* _What the task asks_: A single number is expected: the count of lines in the records below that contain "giphy".

* _App and web page records_:
■ ■ ■

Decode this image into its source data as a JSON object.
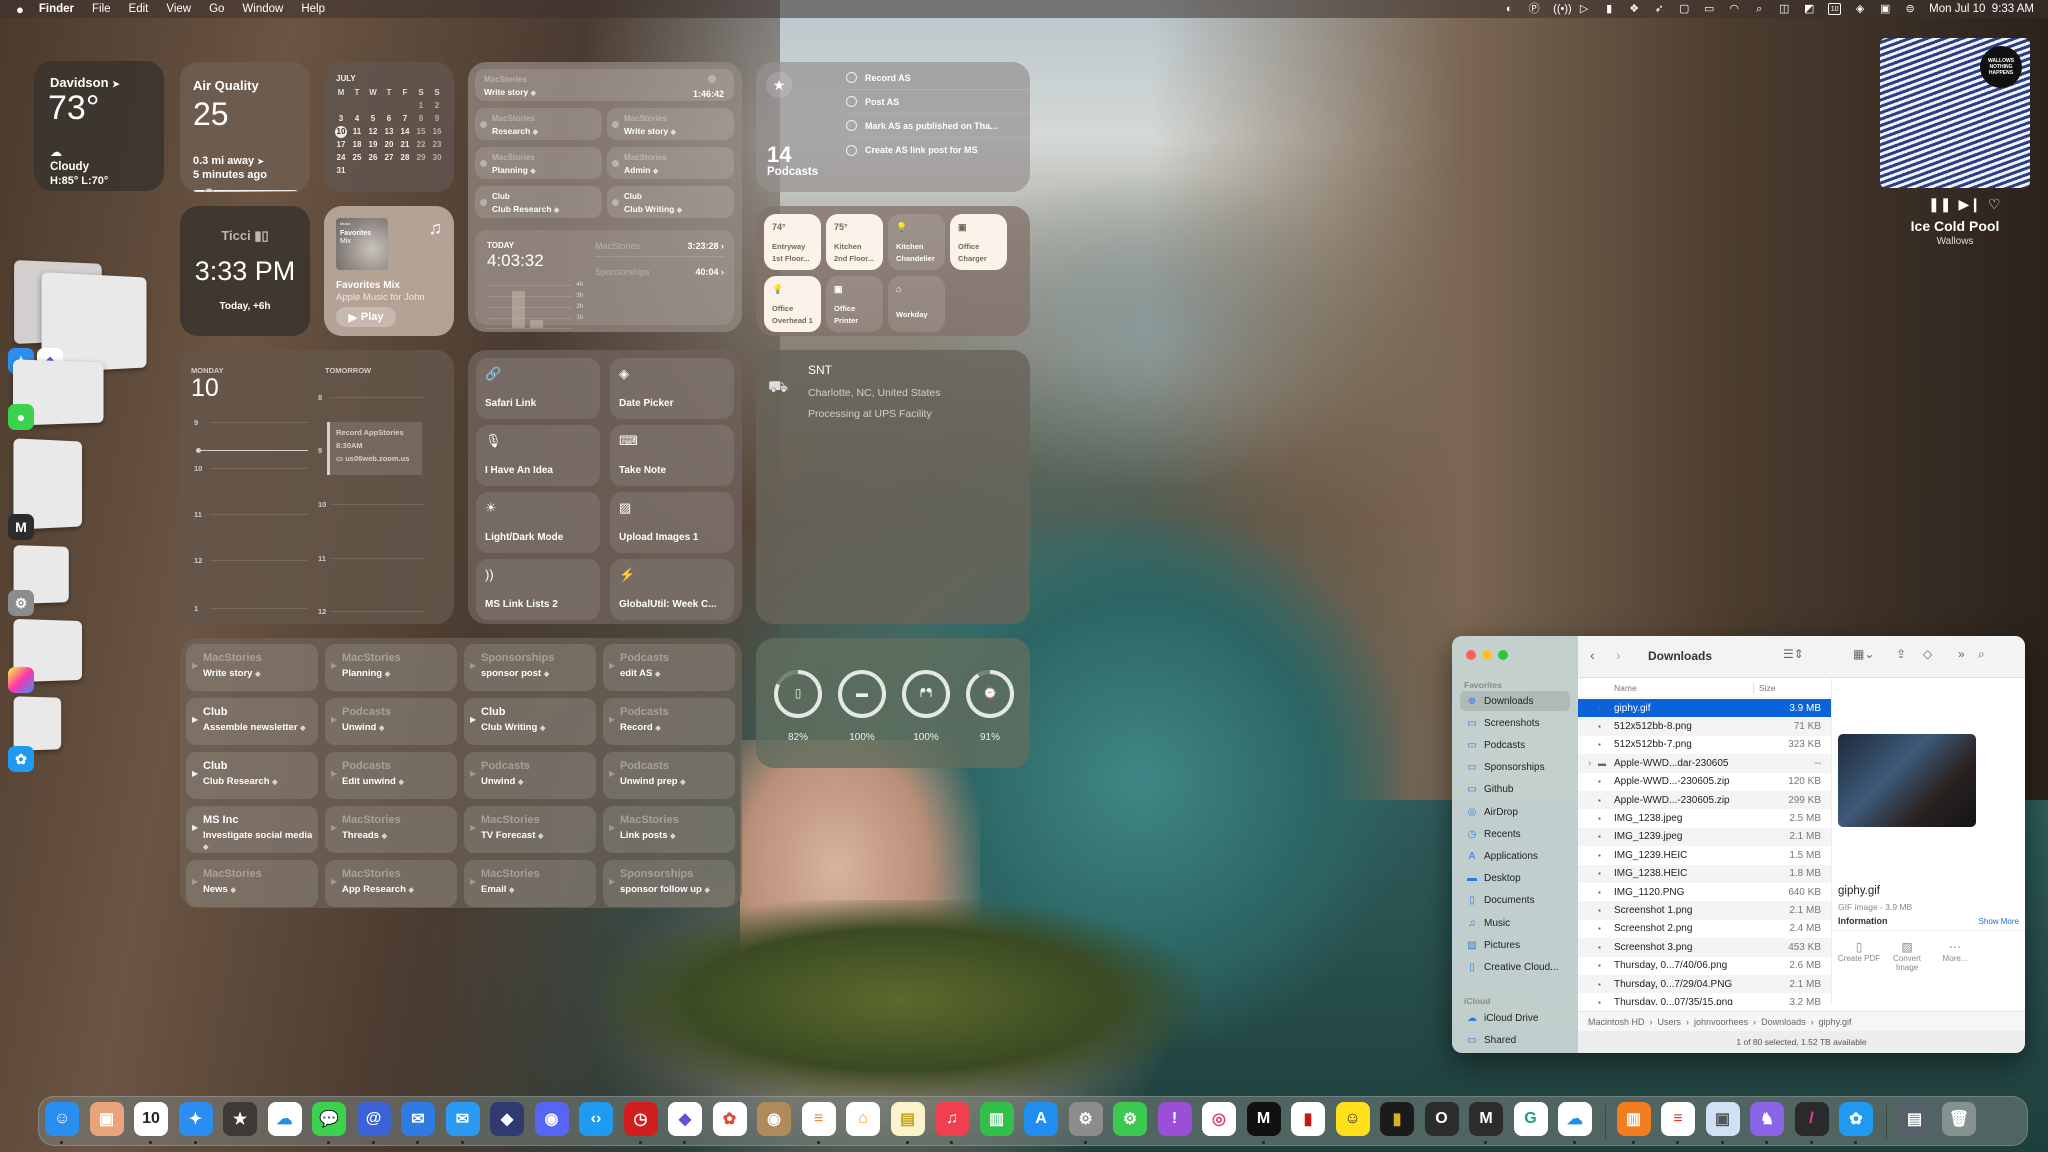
{
  "menubar": {
    "app_name": "Finder",
    "menus": [
      "File",
      "Edit",
      "View",
      "Go",
      "Window",
      "Help"
    ],
    "status_icons": [
      "pieoneer-icon",
      "pastebot-icon",
      "airplay-wireless-icon",
      "play-circle-icon",
      "bookmark-icon",
      "dropbox-icon",
      "rocket-icon",
      "phone-mirror-icon",
      "battery-icon",
      "wifi-icon",
      "spotlight-icon",
      "split-screen-icon",
      "shortcut-icon",
      "calendar-10-icon",
      "layers-icon",
      "control-icon",
      "control-center-icon"
    ],
    "calendar_badge": "10",
    "datetime": "Mon Jul 10  9:33 AM"
  },
  "weather": {
    "city": "Davidson",
    "temp": "73°",
    "condition": "Cloudy",
    "high_low": "H:85° L:70°"
  },
  "air_quality": {
    "title": "Air Quality",
    "value": "25",
    "distance": "0.3 mi away",
    "updated": "5 minutes ago",
    "level_fraction": 0.1
  },
  "calendar_month": {
    "month": "JULY",
    "weekdays": [
      "M",
      "T",
      "W",
      "T",
      "F",
      "S",
      "S"
    ],
    "weeks": [
      [
        "",
        "",
        "",
        "",
        "",
        "1",
        "2"
      ],
      [
        "3",
        "4",
        "5",
        "6",
        "7",
        "8",
        "9"
      ],
      [
        "10",
        "11",
        "12",
        "13",
        "14",
        "15",
        "16"
      ],
      [
        "17",
        "18",
        "19",
        "20",
        "21",
        "22",
        "23"
      ],
      [
        "24",
        "25",
        "26",
        "27",
        "28",
        "29",
        "30"
      ],
      [
        "31",
        "",
        "",
        "",
        "",
        "",
        ""
      ]
    ],
    "today": "10"
  },
  "world_clock": {
    "name": "Ticci",
    "time": "3:33 PM",
    "offset": "Today, +6h"
  },
  "music_widget": {
    "art_brand": "Music",
    "art_title": "Favorites",
    "art_sub": "Mix",
    "title": "Favorites Mix",
    "subtitle": "Apple Music for John",
    "play_label": "Play"
  },
  "timery": {
    "running": {
      "project": "MacStories",
      "task": "Write story",
      "elapsed": "1:46:42"
    },
    "buttons": [
      {
        "project": "MacStories",
        "task": "Research"
      },
      {
        "project": "MacStories",
        "task": "Write story"
      },
      {
        "project": "MacStories",
        "task": "Planning"
      },
      {
        "project": "MacStories",
        "task": "Admin"
      },
      {
        "project": "Club",
        "task": "Club Research"
      },
      {
        "project": "Club",
        "task": "Club Writing"
      }
    ],
    "today": {
      "label": "TODAY",
      "total": "4:03:32",
      "rows": [
        {
          "name": "MacStories",
          "time": "3:23:28"
        },
        {
          "name": "Sponsorships",
          "time": "40:04"
        }
      ],
      "y_ticks": [
        "4h",
        "3h",
        "2h",
        "1h"
      ],
      "bars_hours": [
        3.4,
        0.7
      ]
    }
  },
  "reminders": {
    "count": "14",
    "list": "Podcasts",
    "items": [
      "Record AS",
      "Post AS",
      "Mark AS as published on Tha...",
      "Create AS link post for MS"
    ]
  },
  "home": {
    "tiles": [
      {
        "l1": "Entryway",
        "l2": "1st Floor...",
        "value": "74°",
        "on": true,
        "icon": "thermometer"
      },
      {
        "l1": "Kitchen",
        "l2": "2nd Floor...",
        "value": "75°",
        "on": true,
        "icon": "thermometer"
      },
      {
        "l1": "Kitchen",
        "l2": "Chandelier",
        "value": "",
        "on": false,
        "icon": "bulb"
      },
      {
        "l1": "Office",
        "l2": "Charger",
        "value": "",
        "on": true,
        "icon": "outlet"
      },
      {
        "l1": "Office",
        "l2": "Overhead 1",
        "value": "",
        "on": true,
        "icon": "bulb"
      },
      {
        "l1": "Office",
        "l2": "Printer",
        "value": "",
        "on": false,
        "icon": "outlet"
      },
      {
        "l1": "Workday",
        "l2": "",
        "value": "",
        "on": false,
        "icon": "house"
      }
    ]
  },
  "weekly_calendar": {
    "today_label": "MONDAY",
    "today_date": "10",
    "tomorrow_label": "TOMORROW",
    "today_hours": [
      "9",
      "10",
      "11",
      "12",
      "1"
    ],
    "tomorrow_hours": [
      "8",
      "9",
      "10",
      "11",
      "12"
    ],
    "event": {
      "title": "Record AppStories",
      "time": "8:30AM",
      "location": "us06web.zoom.us"
    }
  },
  "shortcuts": [
    {
      "label": "Safari Link",
      "icon": "link-icon"
    },
    {
      "label": "Date Picker",
      "icon": "shortcuts-icon"
    },
    {
      "label": "I Have An Idea",
      "icon": "microphone-icon"
    },
    {
      "label": "Take Note",
      "icon": "keyboard-icon"
    },
    {
      "label": "Light/Dark Mode",
      "icon": "sun-icon"
    },
    {
      "label": "Upload Images 1",
      "icon": "photo-icon"
    },
    {
      "label": "MS Link Lists 2",
      "icon": "rss-icon"
    },
    {
      "label": "GlobalUtil: Week C...",
      "icon": "bolt-icon"
    }
  ],
  "package": {
    "name": "SNT",
    "location": "Charlotte, NC, United States",
    "status": "Processing at UPS Facility"
  },
  "batteries": [
    {
      "device": "iphone",
      "percent": 82
    },
    {
      "device": "airpods-case",
      "percent": 100
    },
    {
      "device": "airpods",
      "percent": 100
    },
    {
      "device": "watch",
      "percent": 91
    }
  ],
  "timery_grid": [
    {
      "project": "MacStories",
      "task": "Write story",
      "bright": false
    },
    {
      "project": "MacStories",
      "task": "Planning",
      "bright": false
    },
    {
      "project": "Sponsorships",
      "task": "sponsor post",
      "bright": false
    },
    {
      "project": "Podcasts",
      "task": "edit AS",
      "bright": false
    },
    {
      "project": "Club",
      "task": "Assemble newsletter",
      "bright": true
    },
    {
      "project": "Podcasts",
      "task": "Unwind",
      "bright": false
    },
    {
      "project": "Club",
      "task": "Club Writing",
      "bright": true
    },
    {
      "project": "Podcasts",
      "task": "Record",
      "bright": false
    },
    {
      "project": "Club",
      "task": "Club Research",
      "bright": true
    },
    {
      "project": "Podcasts",
      "task": "Edit unwind",
      "bright": false
    },
    {
      "project": "Podcasts",
      "task": "Unwind",
      "bright": false
    },
    {
      "project": "Podcasts",
      "task": "Unwind prep",
      "bright": false
    },
    {
      "project": "MS Inc",
      "task": "Investigate social media",
      "bright": true
    },
    {
      "project": "MacStories",
      "task": "Threads",
      "bright": false
    },
    {
      "project": "MacStories",
      "task": "TV Forecast",
      "bright": false
    },
    {
      "project": "MacStories",
      "task": "Link posts",
      "bright": false
    },
    {
      "project": "MacStories",
      "task": "News",
      "bright": false
    },
    {
      "project": "MacStories",
      "task": "App Research",
      "bright": false
    },
    {
      "project": "MacStories",
      "task": "Email",
      "bright": false
    },
    {
      "project": "Sponsorships",
      "task": "sponsor follow up",
      "bright": false
    }
  ],
  "now_playing": {
    "album_text": "WALLOWS NOTHING HAPPENS",
    "track": "Ice Cold Pool",
    "artist": "Wallows"
  },
  "finder": {
    "title": "Downloads",
    "sidebar": {
      "favorites_label": "Favorites",
      "favorites": [
        {
          "label": "Downloads",
          "icon": "download-circle-icon",
          "selected": true
        },
        {
          "label": "Screenshots",
          "icon": "folder-icon"
        },
        {
          "label": "Podcasts",
          "icon": "folder-icon"
        },
        {
          "label": "Sponsorships",
          "icon": "folder-icon"
        },
        {
          "label": "Github",
          "icon": "folder-icon"
        },
        {
          "label": "AirDrop",
          "icon": "airdrop-icon"
        },
        {
          "label": "Recents",
          "icon": "clock-icon"
        },
        {
          "label": "Applications",
          "icon": "applications-icon"
        },
        {
          "label": "Desktop",
          "icon": "desktop-icon"
        },
        {
          "label": "Documents",
          "icon": "document-icon"
        },
        {
          "label": "Music",
          "icon": "music-note-icon"
        },
        {
          "label": "Pictures",
          "icon": "photo-icon"
        },
        {
          "label": "Creative Cloud...",
          "icon": "document-icon"
        }
      ],
      "icloud_label": "iCloud",
      "icloud": [
        {
          "label": "iCloud Drive",
          "icon": "cloud-icon"
        },
        {
          "label": "Shared",
          "icon": "shared-folder-icon"
        }
      ]
    },
    "columns": {
      "name": "Name",
      "size": "Size"
    },
    "files": [
      {
        "name": "giphy.gif",
        "size": "3.9 MB",
        "selected": true
      },
      {
        "name": "512x512bb-8.png",
        "size": "71 KB"
      },
      {
        "name": "512x512bb-7.png",
        "size": "323 KB"
      },
      {
        "name": "Apple-WWD...dar-230605",
        "size": "--",
        "folder": true
      },
      {
        "name": "Apple-WWD...-230605.zip",
        "size": "120 KB"
      },
      {
        "name": "Apple-WWD...-230605.zip",
        "size": "299 KB"
      },
      {
        "name": "IMG_1238.jpeg",
        "size": "2.5 MB"
      },
      {
        "name": "IMG_1239.jpeg",
        "size": "2.1 MB"
      },
      {
        "name": "IMG_1239.HEIC",
        "size": "1.5 MB"
      },
      {
        "name": "IMG_1238.HEIC",
        "size": "1.8 MB"
      },
      {
        "name": "IMG_1120.PNG",
        "size": "640 KB"
      },
      {
        "name": "Screenshot 1.png",
        "size": "2.1 MB"
      },
      {
        "name": "Screenshot 2.png",
        "size": "2.4 MB"
      },
      {
        "name": "Screenshot 3.png",
        "size": "453 KB"
      },
      {
        "name": "Thursday, 0...7/40/06.png",
        "size": "2.6 MB"
      },
      {
        "name": "Thursday, 0...7/29/04.PNG",
        "size": "2.1 MB"
      },
      {
        "name": "Thursday, 0...07/35/15.png",
        "size": "3.2 MB"
      }
    ],
    "preview": {
      "name": "giphy.gif",
      "kind": "GIF image - 3.9 MB",
      "info_label": "Information",
      "show_more": "Show More",
      "actions": [
        {
          "label": "Create PDF",
          "icon": "document-icon"
        },
        {
          "label": "Convert Image",
          "icon": "convert-image-icon"
        },
        {
          "label": "More...",
          "icon": "ellipsis-circle-icon"
        }
      ]
    },
    "path": [
      "Macintosh HD",
      "Users",
      "johnvoorhees",
      "Downloads",
      "giphy.gif"
    ],
    "status": "1 of 80 selected, 1.52 TB available"
  },
  "dock": {
    "apps": [
      {
        "name": "Finder",
        "bg": "#2a8df0",
        "glyph": "☺",
        "running": true
      },
      {
        "name": "Deliveries",
        "bg": "#e9a47c",
        "glyph": "▣",
        "running": false
      },
      {
        "name": "Calendar",
        "bg": "#ffffff",
        "glyph": "10",
        "running": true,
        "fg": "#222"
      },
      {
        "name": "Safari",
        "bg": "#2a8ff0",
        "glyph": "✦",
        "running": true
      },
      {
        "name": "Reeder",
        "bg": "#3e3a38",
        "glyph": "★",
        "running": false
      },
      {
        "name": "iCloud Drive",
        "bg": "#ffffff",
        "glyph": "☁",
        "running": false,
        "fg": "#1f8fe8"
      },
      {
        "name": "Messages",
        "bg": "#3bd34e",
        "glyph": "💬",
        "running": true
      },
      {
        "name": "Spark",
        "bg": "#3b63d6",
        "glyph": "@",
        "running": true
      },
      {
        "name": "Mimestream",
        "bg": "#2f7be0",
        "glyph": "✉",
        "running": true
      },
      {
        "name": "Mail",
        "bg": "#2b9af3",
        "glyph": "✉",
        "running": true
      },
      {
        "name": "Shortcuts",
        "bg": "#2e3a70",
        "glyph": "◆",
        "running": false
      },
      {
        "name": "Discord",
        "bg": "#5865f2",
        "glyph": "◉",
        "running": false
      },
      {
        "name": "Screens",
        "bg": "#1e9af0",
        "glyph": "‹›",
        "running": false
      },
      {
        "name": "Timery",
        "bg": "#d11f1f",
        "glyph": "◷",
        "running": true
      },
      {
        "name": "Obsidian",
        "bg": "#ffffff",
        "glyph": "◆",
        "running": true,
        "fg": "#6d4bd6"
      },
      {
        "name": "Photos",
        "bg": "#ffffff",
        "glyph": "✿",
        "running": false,
        "fg": "#e0483a"
      },
      {
        "name": "Contacts",
        "bg": "#b08a5a",
        "glyph": "◉",
        "running": false
      },
      {
        "name": "Reminders",
        "bg": "#ffffff",
        "glyph": "≡",
        "running": true,
        "fg": "#ff7f2a"
      },
      {
        "name": "Home",
        "bg": "#ffffff",
        "glyph": "⌂",
        "running": false,
        "fg": "#f39a1e"
      },
      {
        "name": "Notes",
        "bg": "#fbf3c9",
        "glyph": "▤",
        "running": true,
        "fg": "#c9a422"
      },
      {
        "name": "Music",
        "bg": "#f0404f",
        "glyph": "♫",
        "running": true
      },
      {
        "name": "Numbers",
        "bg": "#32c04a",
        "glyph": "▥",
        "running": false
      },
      {
        "name": "App Store",
        "bg": "#1f8ef0",
        "glyph": "A",
        "running": false
      },
      {
        "name": "System Settings",
        "bg": "#8c8c8c",
        "glyph": "⚙",
        "running": true
      },
      {
        "name": "Automation",
        "bg": "#3cc94f",
        "glyph": "⚙",
        "running": false
      },
      {
        "name": "Feedback",
        "bg": "#9b4ed6",
        "glyph": "!",
        "running": false
      },
      {
        "name": "Instagram",
        "bg": "#ffffff",
        "glyph": "◎",
        "running": false,
        "fg": "#d64080"
      },
      {
        "name": "Mela",
        "bg": "#111111",
        "glyph": "M",
        "running": true
      },
      {
        "name": "GoodLinks",
        "bg": "#ffffff",
        "glyph": "▮",
        "running": false,
        "fg": "#c71818"
      },
      {
        "name": "Mailchimp",
        "bg": "#ffe01b",
        "glyph": "☺",
        "running": false,
        "fg": "#222"
      },
      {
        "name": "Bookmarks",
        "bg": "#1b1b1b",
        "glyph": "▮",
        "running": false,
        "fg": "#d9b12c"
      },
      {
        "name": "Opus One",
        "bg": "#2c2c2c",
        "glyph": "O",
        "running": false
      },
      {
        "name": "Mastodon",
        "bg": "#2c2c2c",
        "glyph": "M",
        "running": true
      },
      {
        "name": "Grammarly",
        "bg": "#ffffff",
        "glyph": "G",
        "running": false,
        "fg": "#16a085"
      },
      {
        "name": "CloudMounter",
        "bg": "#ffffff",
        "glyph": "☁",
        "running": true,
        "fg": "#1f8fe8"
      }
    ],
    "recent_apps": [
      {
        "name": "Books",
        "bg": "#f47d1f",
        "glyph": "▥",
        "running": true
      },
      {
        "name": "Fantastical",
        "bg": "#ffffff",
        "glyph": "≡",
        "running": true,
        "fg": "#e33"
      },
      {
        "name": "Preview",
        "bg": "#cfe1f5",
        "glyph": "▣",
        "running": true,
        "fg": "#555"
      },
      {
        "name": "TablePlus",
        "bg": "#8a63e6",
        "glyph": "♞",
        "running": true
      },
      {
        "name": "Pixelmator",
        "bg": "#2a2a2a",
        "glyph": "/",
        "running": true,
        "fg": "#f3a"
      },
      {
        "name": "Screens Photo",
        "bg": "#1f9af0",
        "glyph": "✿",
        "running": true
      }
    ],
    "folders": [
      {
        "name": "Downloads stack",
        "bg": "#55606a",
        "glyph": "▤"
      },
      {
        "name": "Trash",
        "bg": "rgba(255,255,255,0.3)",
        "glyph": "🗑"
      }
    ]
  },
  "stage_manager": [
    {
      "apps": [
        "Safari",
        "Obsidian"
      ]
    },
    {
      "apps": [
        "Messages"
      ]
    },
    {
      "apps": [
        "Mela"
      ]
    },
    {
      "apps": [
        "System Settings"
      ]
    },
    {
      "apps": [
        "Pixelmator"
      ]
    },
    {
      "apps": [
        "Screens Photo"
      ]
    }
  ]
}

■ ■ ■

* _Solution for this exercise_: 3